Some of my classmates cut out photos of beaches, mountains, birds, art work and more.  It was the words in the magazines, not just what they said, but the feel of words that seemed to attracted me.

The teacher gave us heavy weight matt boards, glue and fancy edged scissors.

“Play around with the layout of the photos you like,” the teacher said.  “Take a picture with your phone of the layout,”  We laughed, the child in us enjoying the freedom of being messy and creative.


First version
I tried to use magazine pictures.


I had found some wonderful pictures in additon to the words. I layed them out in different patterns on the board. Sigh. The pictures did not talk to me, only the words did.

I took my board home for a week until the next class. Maybe it would speak to me at home.

MOre dooddles on a vision board
A box of old doodles was a treasure trove of pictures


I found some of my primitive, first doodles in a box in my bedroom closet. I had done thousands of them since I first discovered I could do art at the age of 52. They were awkward, messy and some quite weird.

Yet they called to me.  “Cut me out, cut me out and paste me on your board,” so of course I did.

It was fun to revisit my first efforts at drawing. Each one had a story to tell about where and when I drew it.

The problem was, I had so many doodles I needed a bigger board. I pasted the orginal board onto three more boards. Now I could cut and paste lots more doodles. I was delighted.

I added more and more doodles.


I sat on my bedroom floor cutting out doodle afer doodle. There were paper scraps and pictures everywhere, much to the delight of my Shtizu dog who ran through them.

I lay them out on the now bigger board in different patterns and took a photo of a design I liked. Then I began pasting. My fingers stuck. Paper got glued to my jeans. and my doggie got glue in her tail.

Super fun!

THen came color vision board
More and more color


Color said “what about me?” Of course I said yes and I painted and dabbed and added pastels too.
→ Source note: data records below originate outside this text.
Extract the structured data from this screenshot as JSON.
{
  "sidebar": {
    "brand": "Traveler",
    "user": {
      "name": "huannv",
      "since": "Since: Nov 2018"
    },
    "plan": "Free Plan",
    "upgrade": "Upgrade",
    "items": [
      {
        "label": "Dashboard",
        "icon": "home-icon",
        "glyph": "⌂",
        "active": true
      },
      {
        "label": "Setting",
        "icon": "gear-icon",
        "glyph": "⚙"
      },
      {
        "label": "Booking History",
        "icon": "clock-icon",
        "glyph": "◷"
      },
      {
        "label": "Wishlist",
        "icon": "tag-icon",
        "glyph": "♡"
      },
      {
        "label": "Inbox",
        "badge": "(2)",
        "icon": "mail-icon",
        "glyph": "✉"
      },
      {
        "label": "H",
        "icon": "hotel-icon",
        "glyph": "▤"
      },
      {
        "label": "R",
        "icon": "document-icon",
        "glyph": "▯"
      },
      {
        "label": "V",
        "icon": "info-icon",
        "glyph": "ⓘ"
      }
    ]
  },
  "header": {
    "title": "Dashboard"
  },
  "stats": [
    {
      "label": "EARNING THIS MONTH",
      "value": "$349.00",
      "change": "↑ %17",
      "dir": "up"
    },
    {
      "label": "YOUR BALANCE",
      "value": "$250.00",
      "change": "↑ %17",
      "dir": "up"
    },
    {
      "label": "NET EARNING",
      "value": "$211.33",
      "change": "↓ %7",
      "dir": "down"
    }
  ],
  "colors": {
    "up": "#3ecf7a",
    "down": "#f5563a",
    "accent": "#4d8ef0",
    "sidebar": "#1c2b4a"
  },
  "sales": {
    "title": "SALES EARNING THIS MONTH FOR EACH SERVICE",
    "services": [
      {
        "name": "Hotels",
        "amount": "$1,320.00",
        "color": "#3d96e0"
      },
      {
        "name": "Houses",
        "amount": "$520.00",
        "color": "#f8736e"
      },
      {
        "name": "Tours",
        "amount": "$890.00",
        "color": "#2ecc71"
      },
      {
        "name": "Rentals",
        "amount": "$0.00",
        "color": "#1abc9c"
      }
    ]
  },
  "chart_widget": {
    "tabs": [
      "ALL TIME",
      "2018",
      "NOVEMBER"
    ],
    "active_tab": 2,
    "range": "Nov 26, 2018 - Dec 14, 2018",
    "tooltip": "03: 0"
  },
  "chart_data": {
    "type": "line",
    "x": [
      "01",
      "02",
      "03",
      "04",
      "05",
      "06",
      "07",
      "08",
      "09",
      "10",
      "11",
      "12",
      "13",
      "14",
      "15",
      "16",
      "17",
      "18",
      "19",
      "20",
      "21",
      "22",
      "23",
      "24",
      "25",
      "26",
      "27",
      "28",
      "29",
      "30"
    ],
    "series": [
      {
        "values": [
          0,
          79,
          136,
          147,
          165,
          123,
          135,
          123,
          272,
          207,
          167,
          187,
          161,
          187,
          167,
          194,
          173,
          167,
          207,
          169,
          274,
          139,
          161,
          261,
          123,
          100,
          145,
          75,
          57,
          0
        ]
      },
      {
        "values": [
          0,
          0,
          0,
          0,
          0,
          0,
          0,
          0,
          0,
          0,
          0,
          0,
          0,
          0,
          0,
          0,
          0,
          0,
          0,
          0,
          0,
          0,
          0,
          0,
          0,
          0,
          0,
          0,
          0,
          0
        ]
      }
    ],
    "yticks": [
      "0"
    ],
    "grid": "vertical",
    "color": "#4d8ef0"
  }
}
I painted and pasted and painted more until 3 in the morning.

The next week I added more spots of color and shade each time I passed by the board.

I was gleeful…and messy.

Photo Editor_SS3gMR

THE VISION MESSAGE? One day, if you want to hear it, I’ll share with you the vision message that I got from this board but I thought you might like to look at it and create your own message.